Undue optimism will not pay for California's public pension costs. The state instead needs retirement benefits that are sustainable long-term, and not an increasing drag on public budgets. Pension officials should base financial planning on cautious projections, and not rosy assumptions.
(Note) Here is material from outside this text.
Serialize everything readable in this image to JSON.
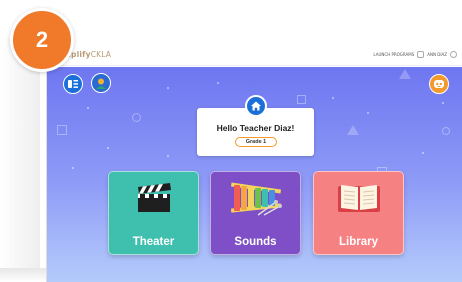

Reports this week from the state's two big public pension funds raised new questions about the accuracy of their projections. The California Public Employees Retirement System announced that it earned 1.1 percent on investments in 2011. The California State Teachers' Retirement System put its 2011 earnings at 2.3 percent. Both numbers are well below the 7.75 percent return the pension funds' financial plans require. Nor is that underperformance the result of one bad year. The public employees system says that as of October 2011, its 10-year investment return was 5.7 percent. The teachers' pension system listed a 5.4 percent return over 10 years.Still, the pension funds insist that 7.75 percent rates of return are sustainable. Great, then take the taxpayer out of the equation and all will be well.